▶ _EXERCISE DETAILS_
Only the records, exactly as written, belong in the answer; pictures do not.

[Dataset rows for apps and sites]
┌────────

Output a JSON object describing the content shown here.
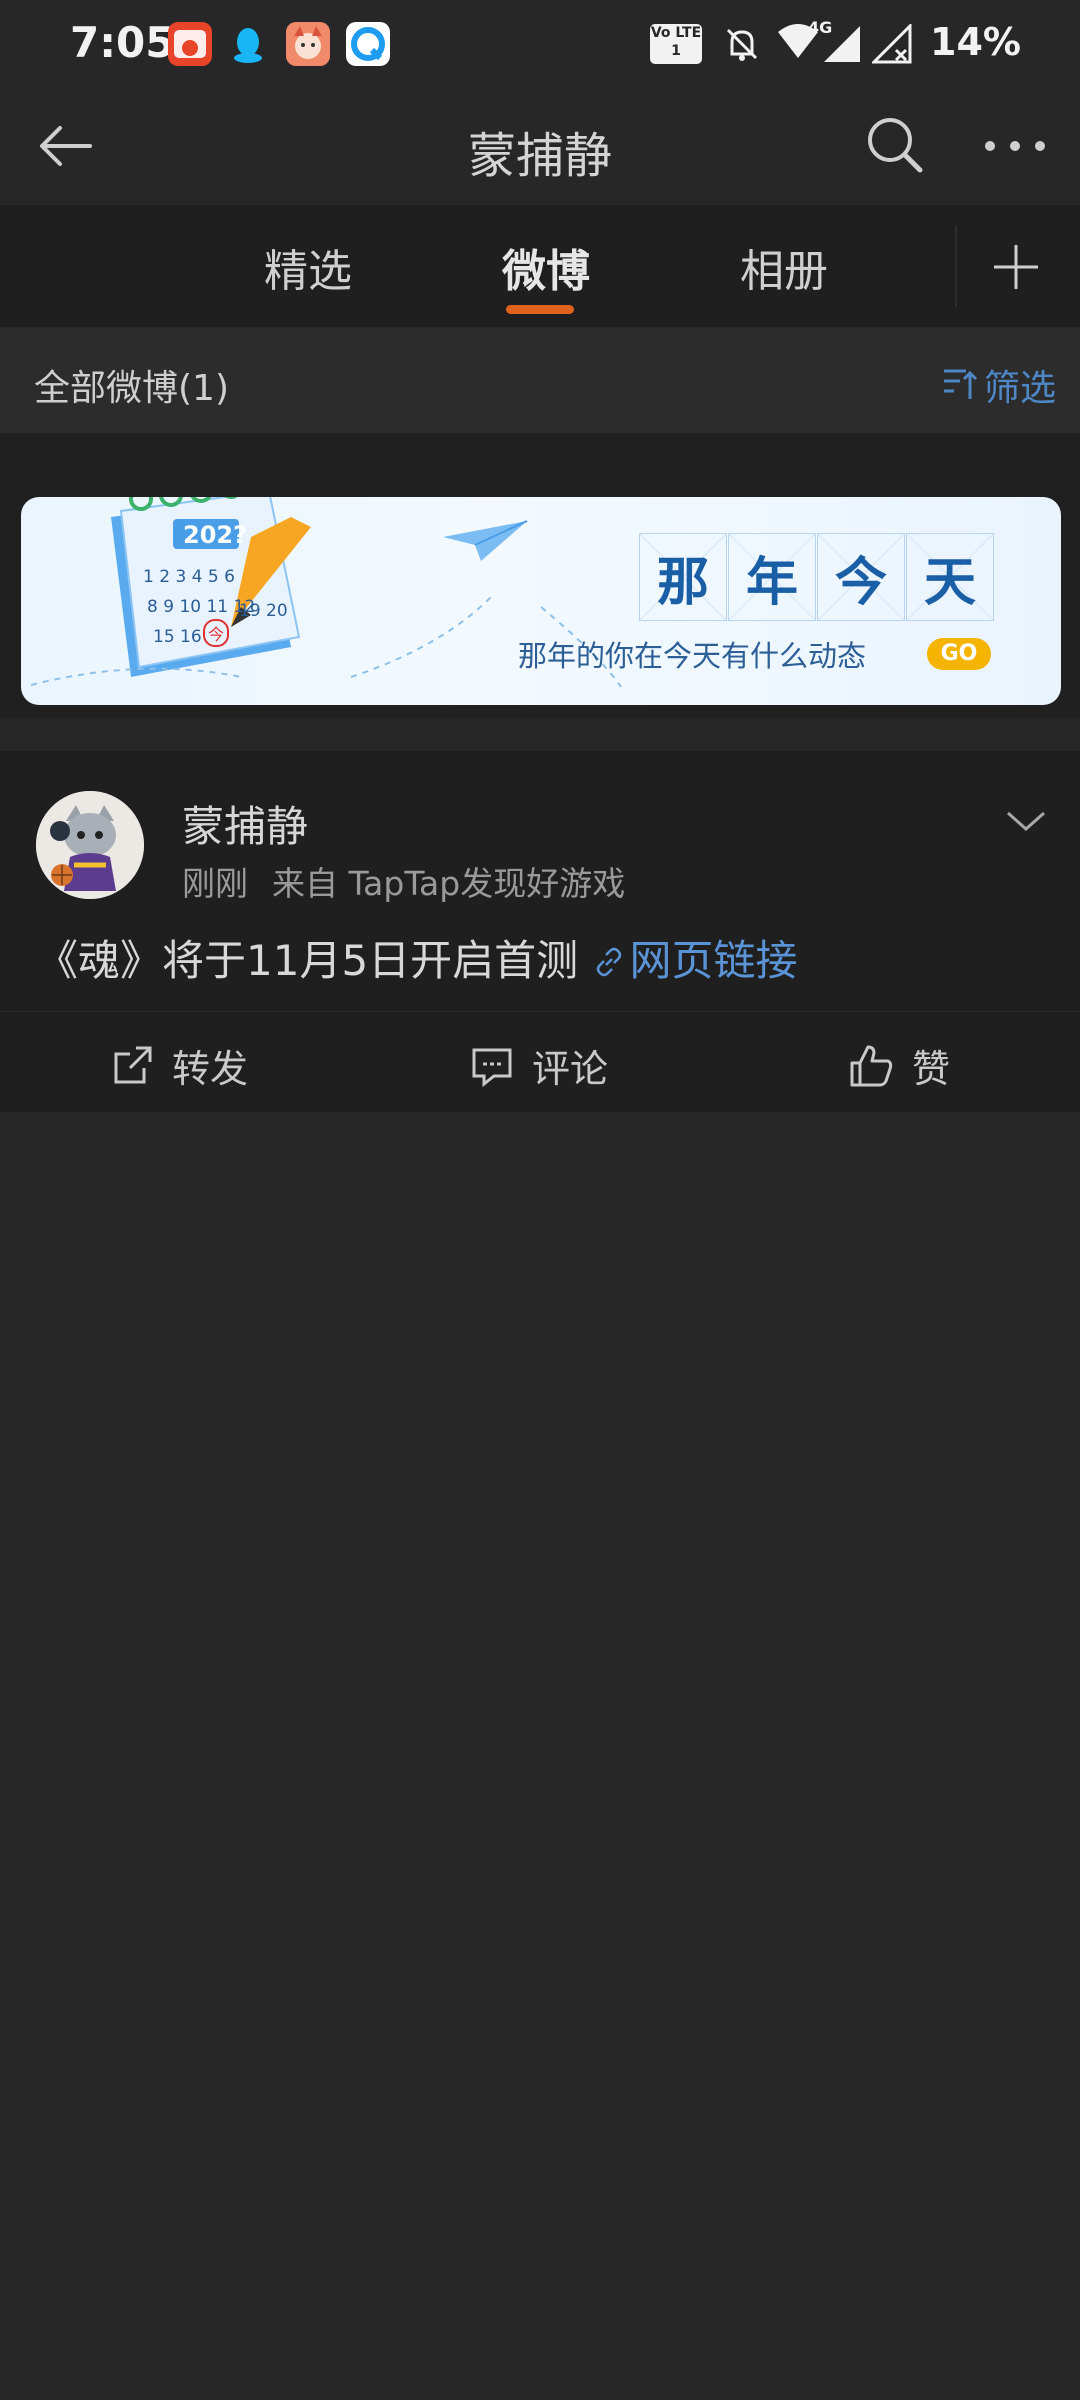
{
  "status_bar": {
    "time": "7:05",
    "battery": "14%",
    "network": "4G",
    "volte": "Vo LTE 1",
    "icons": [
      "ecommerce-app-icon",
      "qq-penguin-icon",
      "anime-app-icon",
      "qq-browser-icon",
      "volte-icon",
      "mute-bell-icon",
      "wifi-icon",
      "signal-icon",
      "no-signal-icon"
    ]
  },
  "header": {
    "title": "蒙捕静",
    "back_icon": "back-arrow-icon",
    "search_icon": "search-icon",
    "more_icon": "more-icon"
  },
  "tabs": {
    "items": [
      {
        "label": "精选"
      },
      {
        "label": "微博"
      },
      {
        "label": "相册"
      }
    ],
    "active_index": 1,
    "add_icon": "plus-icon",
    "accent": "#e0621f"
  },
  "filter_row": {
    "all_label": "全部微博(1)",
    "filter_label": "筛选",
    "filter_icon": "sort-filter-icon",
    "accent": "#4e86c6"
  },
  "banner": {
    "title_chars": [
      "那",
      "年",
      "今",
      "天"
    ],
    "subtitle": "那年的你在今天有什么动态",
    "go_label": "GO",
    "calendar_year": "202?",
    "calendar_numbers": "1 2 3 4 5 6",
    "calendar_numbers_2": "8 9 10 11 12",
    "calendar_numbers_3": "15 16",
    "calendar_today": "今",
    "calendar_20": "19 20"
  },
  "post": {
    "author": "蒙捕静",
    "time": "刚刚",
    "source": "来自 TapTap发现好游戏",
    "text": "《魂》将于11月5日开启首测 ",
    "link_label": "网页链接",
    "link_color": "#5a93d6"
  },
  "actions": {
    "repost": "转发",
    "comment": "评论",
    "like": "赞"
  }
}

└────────

▶ _WRITTEN RESPONSE_
Output a JSON object describing the content shown here.
{
  "status_bar": {
    "time": "7:05",
    "battery": "14%",
    "network": "4G",
    "volte": "Vo LTE 1",
    "icons": [
      "ecommerce-app-icon",
      "qq-penguin-icon",
      "anime-app-icon",
      "qq-browser-icon",
      "volte-icon",
      "mute-bell-icon",
      "wifi-icon",
      "signal-icon",
      "no-signal-icon"
    ]
  },
  "header": {
    "title": "蒙捕静",
    "back_icon": "back-arrow-icon",
    "search_icon": "search-icon",
    "more_icon": "more-icon"
  },
  "tabs": {
    "items": [
      {
        "label": "精选"
      },
      {
        "label": "微博"
      },
      {
        "label": "相册"
      }
    ],
    "active_index": 1,
    "add_icon": "plus-icon",
    "accent": "#e0621f"
  },
  "filter_row": {
    "all_label": "全部微博(1)",
    "filter_label": "筛选",
    "filter_icon": "sort-filter-icon",
    "accent": "#4e86c6"
  },
  "banner": {
    "title_chars": [
      "那",
      "年",
      "今",
      "天"
    ],
    "subtitle": "那年的你在今天有什么动态",
    "go_label": "GO",
    "calendar_year": "202?",
    "calendar_numbers": "1 2 3 4 5 6",
    "calendar_numbers_2": "8 9 10 11 12",
    "calendar_numbers_3": "15 16",
    "calendar_today": "今",
    "calendar_20": "19 20"
  },
  "post": {
    "author": "蒙捕静",
    "time": "刚刚",
    "source": "来自 TapTap发现好游戏",
    "text": "《魂》将于11月5日开启首测 ",
    "link_label": "网页链接",
    "link_color": "#5a93d6"
  },
  "actions": {
    "repost": "转发",
    "comment": "评论",
    "like": "赞"
  }
}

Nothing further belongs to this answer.